A list of supplies is included in each lesson plan in a box at the top right of the page. For most lessons, teachers will need access to a projector for PowerPoint presentations and a computer with Internet access for YouTube videos. All background materials, presentations with notes, and activity materials can be found below under their respective lessons.
Trees Inside and Out Lesson
Trees Inside and Out Lesson Plan
Teacher Introduction – Tree Rings
Student Reading – Parts of a Tree
PowerPoint Notes for Teachers – From the Forest
From the Forest PowerPoint
Tree Ring Samples
PowerPoint Notes for Teachers – Tree Ring Extras
Tree Ring Extras PowerPoint
Tree Ring Student Worksheet
Vocabulary – Parts of a Tree
Climate/Tree Rings Lesson
Climate Lesson Plan
Teacher Introduction – Climate
Student Reading – Trees Rings Have a Story to Tell
Climate Records – 1997 to 2006
Climate Student Worksheet
Climate Worksheet KEY
Interactive Tree Ring Climate Student Worksheet
Interactive Tree Ring Climate Student Worksheet KEY
Forest Harvest Lesson
Forest Harvest Lesson Plan
Teacher Reading – Where did your house grow?
Tree Habitats Reference
Harvest Background for Students Reading
PowerPoint Notes for Teachers – Thinning
Thinning the Forest PowerPoint
PowerPoint Notes for Teachers – Harvesting the Forest
Harvesting the Forest PowerPoint
Wood Products Lesson
Wood Products Lesson Plan
Wood Products – Teacher Background
Wood Products – Student Reading
PowerPoint Notes for Teachers – Wood Products
Wood in Many Forms PowerPoint
Wood Products Worksheet
Extra Firewood Activity
Video Reference Sheet – Includes links to all videos included in the lesson plans and additional videos of interest.
Laboratory for Tree Ring Research, Univ. of AZ. http://ltrr.arizona.edu/about/treerings
Ultimate Tree Ring Web Pages, Univ. of TN. http://web.utk.edu/~grissino/
NASA Earth Observatory – Paleoclimatology

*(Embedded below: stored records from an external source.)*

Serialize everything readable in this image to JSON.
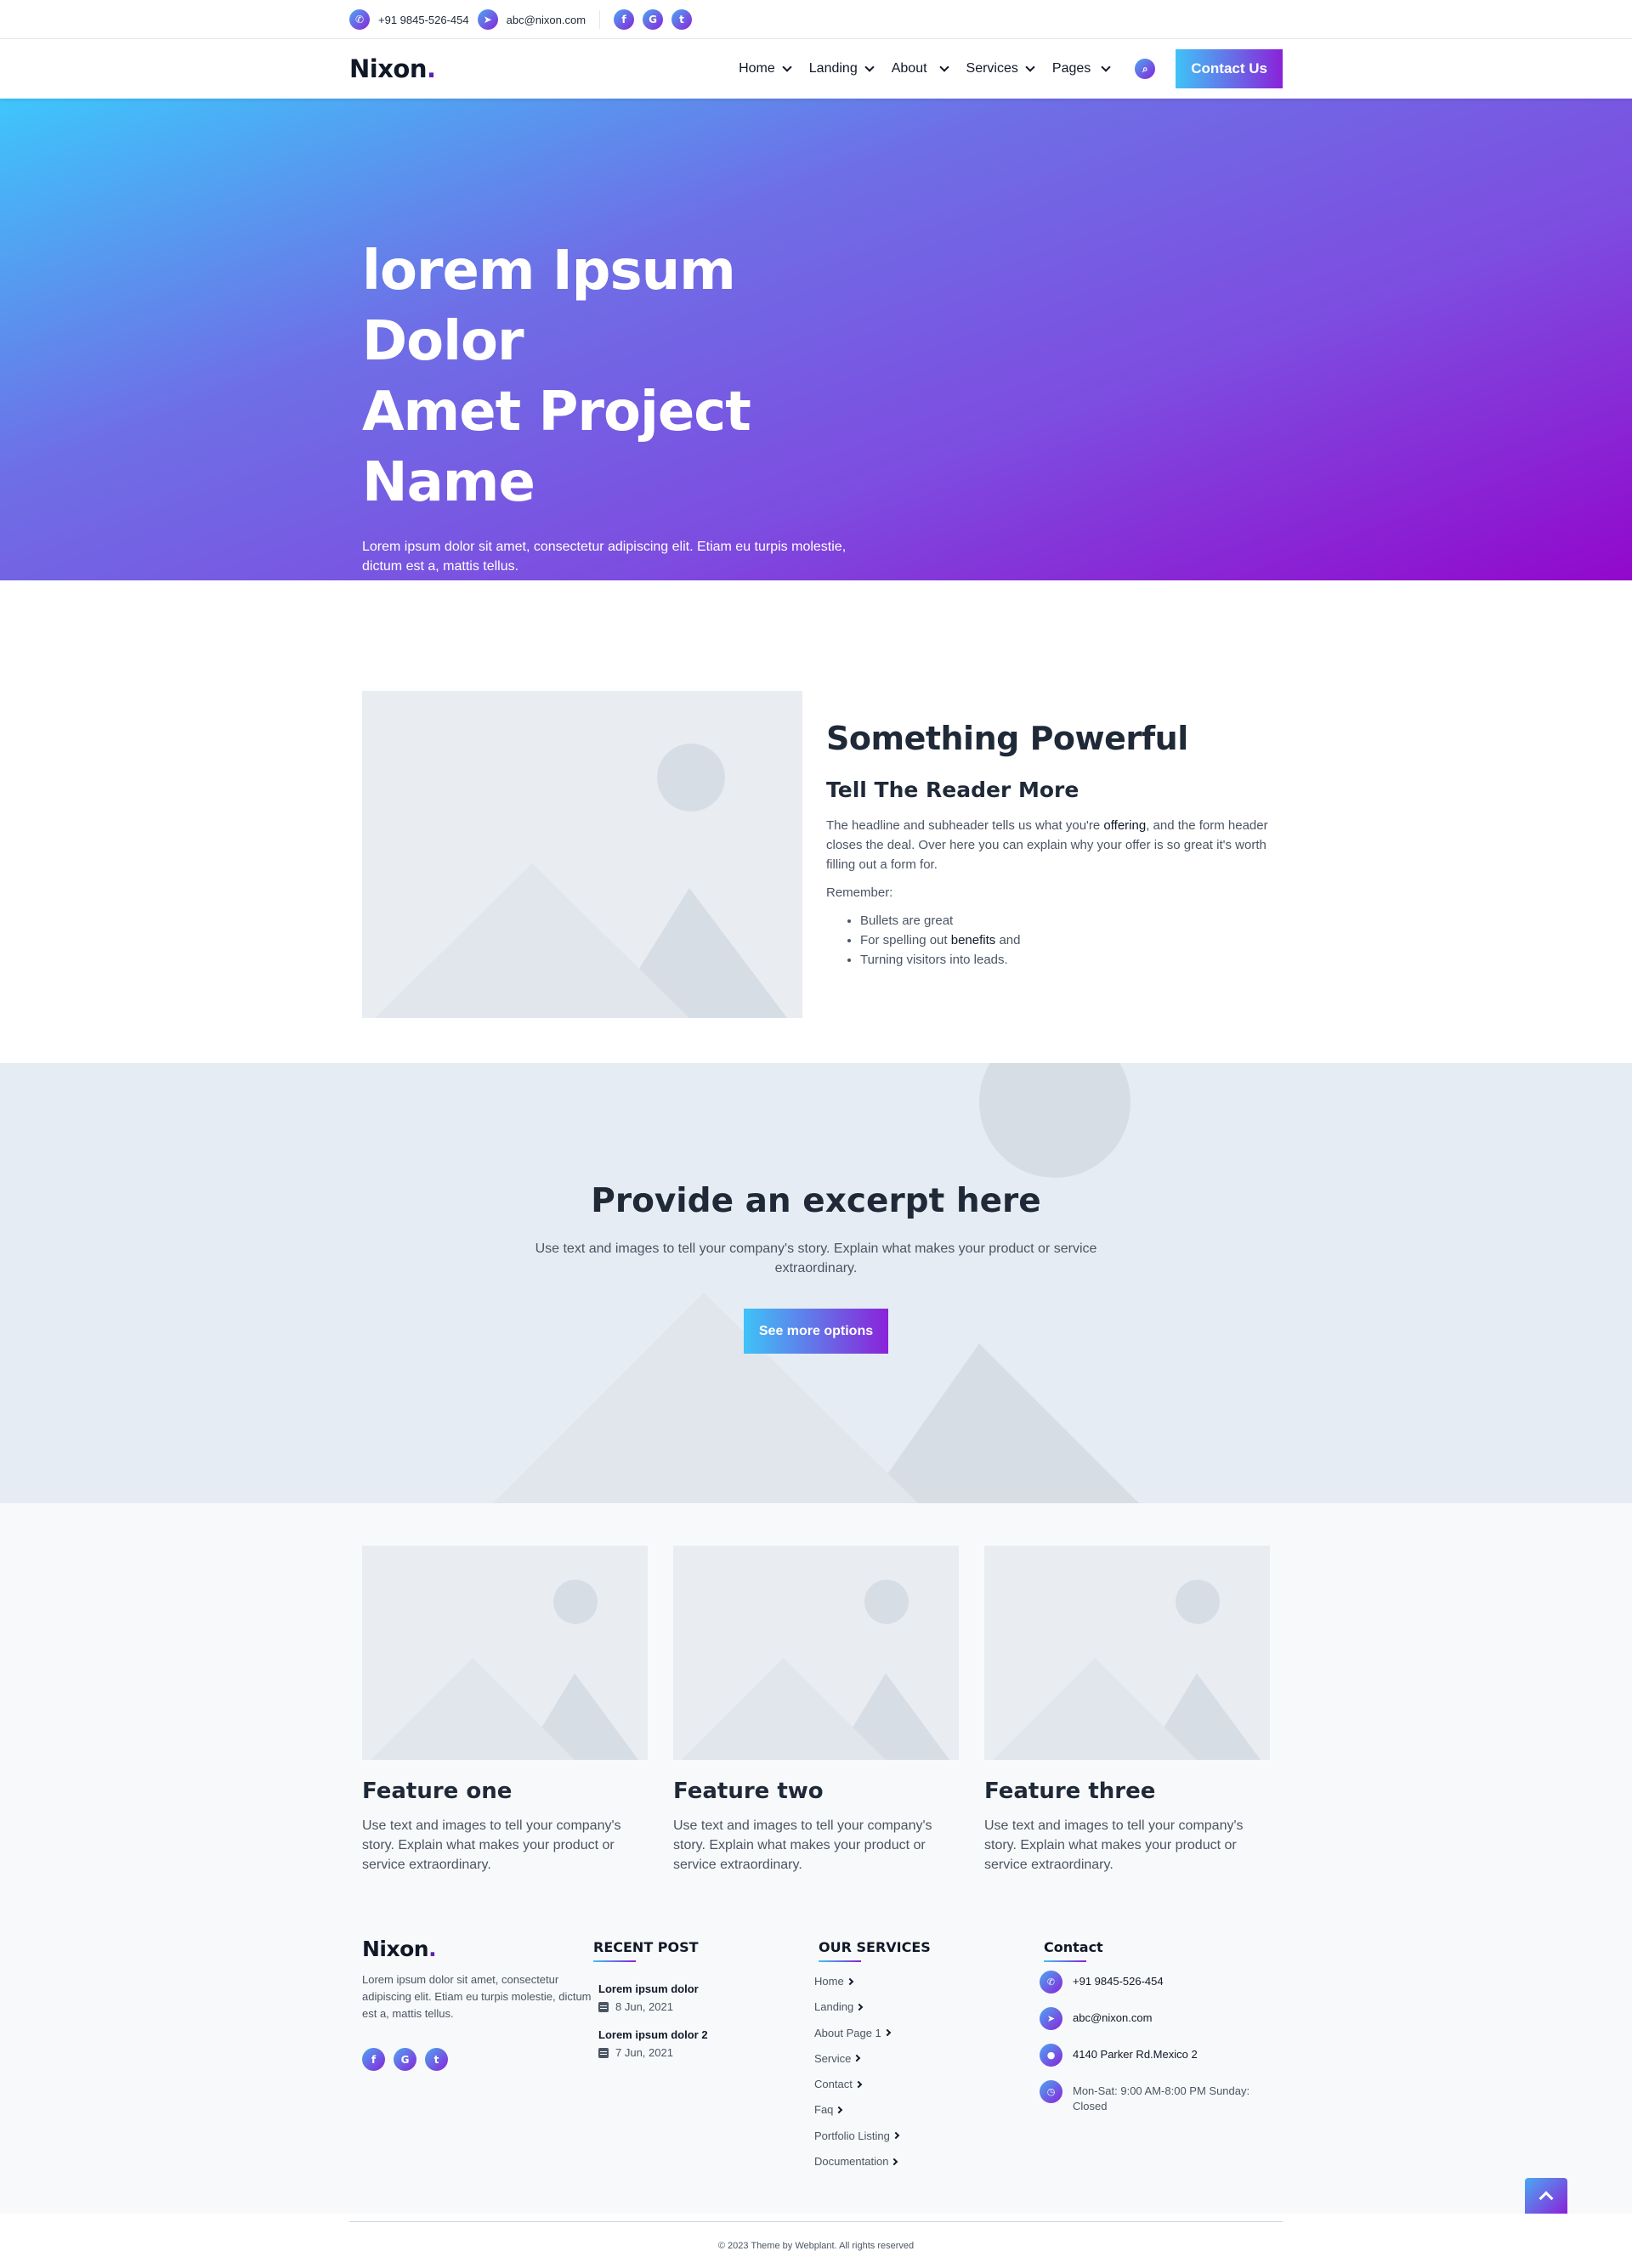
{
  "topbar": {
    "phone": "+91 9845-526-454",
    "email": "abc@nixon.com",
    "social": [
      "f",
      "G",
      "t"
    ]
  },
  "nav": {
    "logo": "Nixon",
    "logo_dot": ".",
    "items": [
      "Home",
      "Landing",
      "About",
      "Services",
      "Pages"
    ],
    "contact_label": "Contact Us"
  },
  "hero": {
    "title_line1": "lorem Ipsum Dolor",
    "title_line2": "Amet Project Name",
    "subtitle": "Lorem ipsum dolor sit amet, consectetur adipiscing elit. Etiam eu turpis molestie, dictum est a, mattis tellus."
  },
  "about": {
    "heading": "Something Powerful",
    "subheading": "Tell The Reader More",
    "para_before": "The headline and subheader tells us what you're ",
    "para_highlight": "offering",
    "para_after": ", and the form header closes the deal. Over here you can explain why your offer is so great it's worth filling out a form for.",
    "remember": "Remember:",
    "bullet1": "Bullets are great",
    "bullet2_before": "For spelling out ",
    "bullet2_highlight": "benefits",
    "bullet2_after": " and",
    "bullet3": "Turning visitors into leads."
  },
  "excerpt": {
    "heading": "Provide an excerpt here",
    "text": "Use text and images to tell your company's story. Explain what makes your product or service extraordinary.",
    "button": "See more options"
  },
  "features": [
    {
      "title": "Feature one",
      "text": "Use text and images to tell your company's story. Explain what makes your product or service extraordinary."
    },
    {
      "title": "Feature two",
      "text": "Use text and images to tell your company's story. Explain what makes your product or service extraordinary."
    },
    {
      "title": "Feature three",
      "text": "Use text and images to tell your company's story. Explain what makes your product or service extraordinary."
    }
  ],
  "footer": {
    "logo": "Nixon",
    "logo_dot": ".",
    "about": "Lorem ipsum dolor sit amet, consectetur adipiscing elit. Etiam eu turpis molestie, dictum est a, mattis tellus.",
    "social": [
      "f",
      "G",
      "t"
    ],
    "recent_heading": "RECENT POST",
    "posts": [
      {
        "title": "Lorem ipsum dolor",
        "date": "8 Jun, 2021"
      },
      {
        "title": "Lorem ipsum dolor 2",
        "date": "7 Jun, 2021"
      }
    ],
    "services_heading": "OUR SERVICES",
    "services": [
      "Home",
      "Landing",
      "About Page 1",
      "Service",
      "Contact",
      "Faq",
      "Portfolio Listing",
      "Documentation"
    ],
    "contact_heading": "Contact",
    "contact": {
      "phone": "+91 9845-526-454",
      "email": "abc@nixon.com",
      "address": "4140 Parker Rd.Mexico 2",
      "hours": "Mon-Sat: 9:00 AM-8:00 PM Sunday: Closed"
    },
    "copyright": "© 2023 Theme by Webplant. All rights reserved"
  },
  "colors": {
    "gradient_start": "#3fc3f7",
    "gradient_end": "#8a22d9",
    "placeholder_bg": "#e9edf2"
  },
  "icons": [
    "phone-icon",
    "telegram-icon",
    "facebook-icon",
    "google-icon",
    "twitter-icon",
    "search-icon",
    "calendar-icon",
    "location-icon",
    "clock-icon",
    "arrow-up-icon"
  ]
}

Spark UCAR NCAR “Build a Tree” Dendrochronology Activity
My NASA Data – Analyzing Tree Rings to Determine Climate Change Lesson http://mynasadata.larc.nasa.gov/lesson-plans/climate-change-lessons/?page_id=474?&passid=95
My NASA Data http://mynasadata.larc.nasa.gov/
ESF – Where did your house grow? http://www.esf.edu/pubprog/house/default.htm
Forest Products Laboratory http://www.fpl.fs.fed.us/
National Geographic – Fires of Life
Oregon Forest Resource Institute – Wood Products in our Daily Lives